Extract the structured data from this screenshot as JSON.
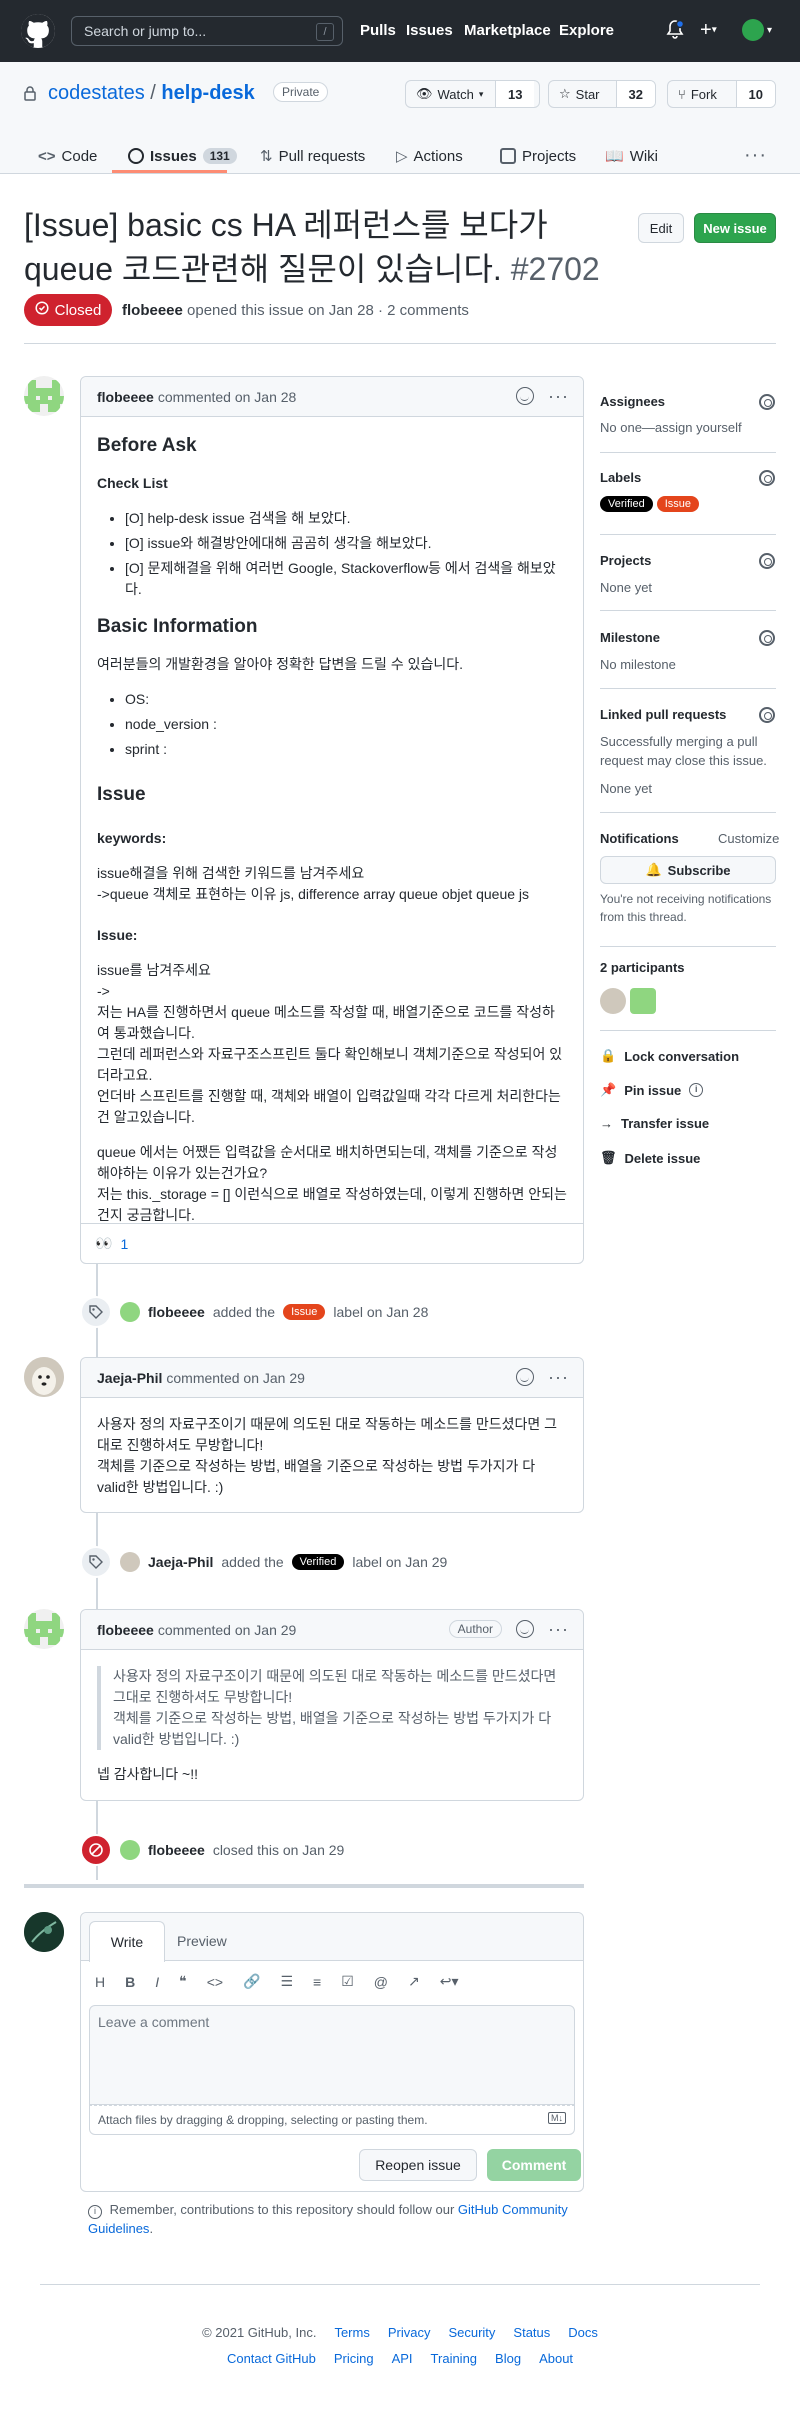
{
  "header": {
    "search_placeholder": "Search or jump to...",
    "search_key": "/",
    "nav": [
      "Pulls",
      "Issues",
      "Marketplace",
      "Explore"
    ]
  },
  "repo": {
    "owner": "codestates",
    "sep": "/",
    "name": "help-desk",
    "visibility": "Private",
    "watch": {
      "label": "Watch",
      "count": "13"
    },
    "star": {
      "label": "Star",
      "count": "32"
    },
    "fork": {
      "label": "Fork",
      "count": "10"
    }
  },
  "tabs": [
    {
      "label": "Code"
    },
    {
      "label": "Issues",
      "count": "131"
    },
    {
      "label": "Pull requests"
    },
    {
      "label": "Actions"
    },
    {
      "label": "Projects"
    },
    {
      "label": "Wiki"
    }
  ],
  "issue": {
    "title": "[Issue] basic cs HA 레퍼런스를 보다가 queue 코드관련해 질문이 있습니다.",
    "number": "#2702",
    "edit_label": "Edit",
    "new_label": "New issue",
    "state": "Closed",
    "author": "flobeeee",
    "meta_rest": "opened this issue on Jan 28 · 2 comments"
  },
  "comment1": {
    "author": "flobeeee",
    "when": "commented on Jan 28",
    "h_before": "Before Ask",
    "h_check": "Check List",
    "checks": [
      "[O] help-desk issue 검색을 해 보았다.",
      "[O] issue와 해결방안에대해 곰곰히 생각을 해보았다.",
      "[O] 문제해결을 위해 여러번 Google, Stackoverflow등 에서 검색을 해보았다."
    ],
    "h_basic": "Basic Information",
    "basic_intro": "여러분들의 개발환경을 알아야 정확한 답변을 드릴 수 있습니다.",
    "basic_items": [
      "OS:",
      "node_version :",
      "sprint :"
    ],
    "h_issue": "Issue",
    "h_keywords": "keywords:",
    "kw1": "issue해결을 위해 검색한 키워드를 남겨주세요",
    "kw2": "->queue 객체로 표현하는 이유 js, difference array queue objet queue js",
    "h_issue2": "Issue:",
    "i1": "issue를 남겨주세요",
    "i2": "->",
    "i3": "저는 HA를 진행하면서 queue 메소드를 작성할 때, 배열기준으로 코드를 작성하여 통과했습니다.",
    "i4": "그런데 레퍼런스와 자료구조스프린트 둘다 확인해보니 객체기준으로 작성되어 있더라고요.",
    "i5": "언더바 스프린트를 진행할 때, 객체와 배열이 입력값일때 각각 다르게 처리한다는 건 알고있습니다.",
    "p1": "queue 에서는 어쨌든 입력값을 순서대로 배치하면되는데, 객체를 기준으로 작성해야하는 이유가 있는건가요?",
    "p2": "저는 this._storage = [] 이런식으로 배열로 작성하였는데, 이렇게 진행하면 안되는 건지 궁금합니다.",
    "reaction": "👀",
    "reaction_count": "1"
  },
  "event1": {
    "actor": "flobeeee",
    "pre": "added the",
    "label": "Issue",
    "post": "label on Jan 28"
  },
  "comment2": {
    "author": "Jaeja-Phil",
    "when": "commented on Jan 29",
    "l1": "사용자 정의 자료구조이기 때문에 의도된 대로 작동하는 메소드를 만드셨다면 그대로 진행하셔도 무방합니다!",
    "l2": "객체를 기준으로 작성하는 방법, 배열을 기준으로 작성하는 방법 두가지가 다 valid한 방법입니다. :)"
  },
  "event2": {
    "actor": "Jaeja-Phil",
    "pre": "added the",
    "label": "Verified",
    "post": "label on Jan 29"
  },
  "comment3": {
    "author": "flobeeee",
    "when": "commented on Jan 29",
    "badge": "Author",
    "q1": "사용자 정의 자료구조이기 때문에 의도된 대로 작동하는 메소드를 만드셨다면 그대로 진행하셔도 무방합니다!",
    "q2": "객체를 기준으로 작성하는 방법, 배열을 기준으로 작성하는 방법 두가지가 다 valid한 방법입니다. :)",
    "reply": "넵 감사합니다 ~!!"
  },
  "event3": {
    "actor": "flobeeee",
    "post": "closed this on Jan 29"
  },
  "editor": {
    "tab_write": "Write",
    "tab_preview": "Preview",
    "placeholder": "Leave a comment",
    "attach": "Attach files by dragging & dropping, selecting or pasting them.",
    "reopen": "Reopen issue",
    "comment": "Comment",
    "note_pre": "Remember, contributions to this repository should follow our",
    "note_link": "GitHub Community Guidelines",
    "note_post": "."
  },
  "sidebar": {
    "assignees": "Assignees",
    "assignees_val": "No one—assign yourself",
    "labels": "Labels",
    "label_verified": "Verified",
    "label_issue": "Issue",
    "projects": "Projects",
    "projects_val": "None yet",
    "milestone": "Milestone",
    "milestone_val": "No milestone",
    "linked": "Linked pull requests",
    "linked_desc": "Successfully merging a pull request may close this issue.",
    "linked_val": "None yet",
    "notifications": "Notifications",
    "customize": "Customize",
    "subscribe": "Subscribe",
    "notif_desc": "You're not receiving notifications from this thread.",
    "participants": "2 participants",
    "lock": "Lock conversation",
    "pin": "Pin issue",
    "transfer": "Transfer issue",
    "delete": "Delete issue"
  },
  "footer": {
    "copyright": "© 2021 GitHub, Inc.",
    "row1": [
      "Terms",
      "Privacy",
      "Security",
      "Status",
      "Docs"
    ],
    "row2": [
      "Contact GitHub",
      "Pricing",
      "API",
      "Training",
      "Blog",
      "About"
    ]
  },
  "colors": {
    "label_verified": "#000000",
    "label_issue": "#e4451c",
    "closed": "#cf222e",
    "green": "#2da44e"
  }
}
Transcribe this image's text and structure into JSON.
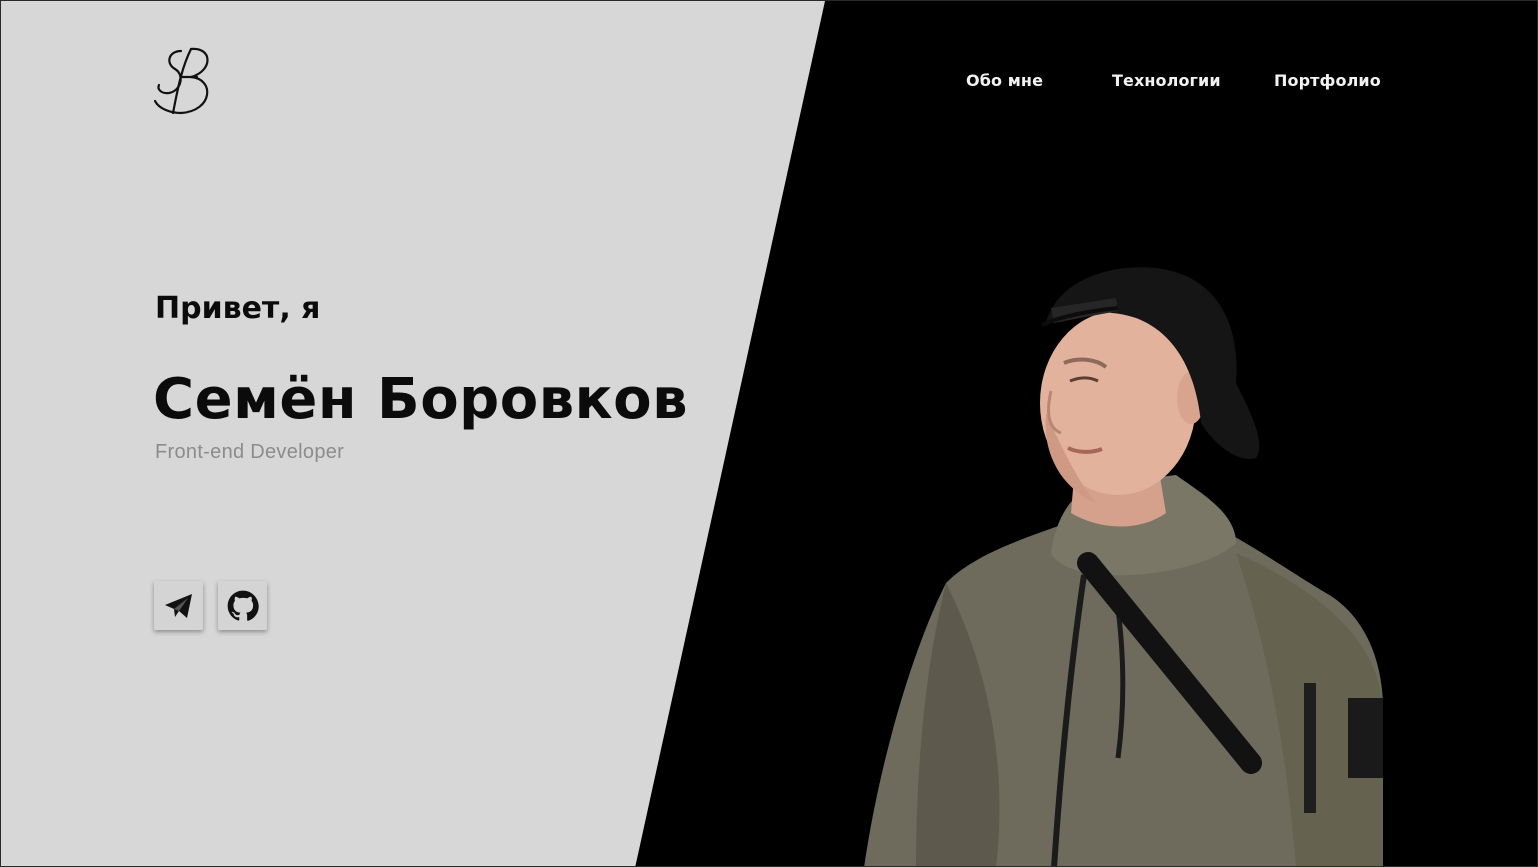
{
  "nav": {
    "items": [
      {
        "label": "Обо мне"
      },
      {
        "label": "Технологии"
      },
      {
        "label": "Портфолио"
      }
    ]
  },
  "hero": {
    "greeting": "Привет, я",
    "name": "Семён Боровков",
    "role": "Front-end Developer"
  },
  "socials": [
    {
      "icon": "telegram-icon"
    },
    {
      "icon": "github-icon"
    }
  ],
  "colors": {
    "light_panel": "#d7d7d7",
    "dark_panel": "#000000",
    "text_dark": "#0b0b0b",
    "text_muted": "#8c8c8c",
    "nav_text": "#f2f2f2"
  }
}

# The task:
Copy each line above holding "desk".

# Response to the exercise:
    "name": "help-desk",
      "[O] help-desk issue 검색을 해 보았다.",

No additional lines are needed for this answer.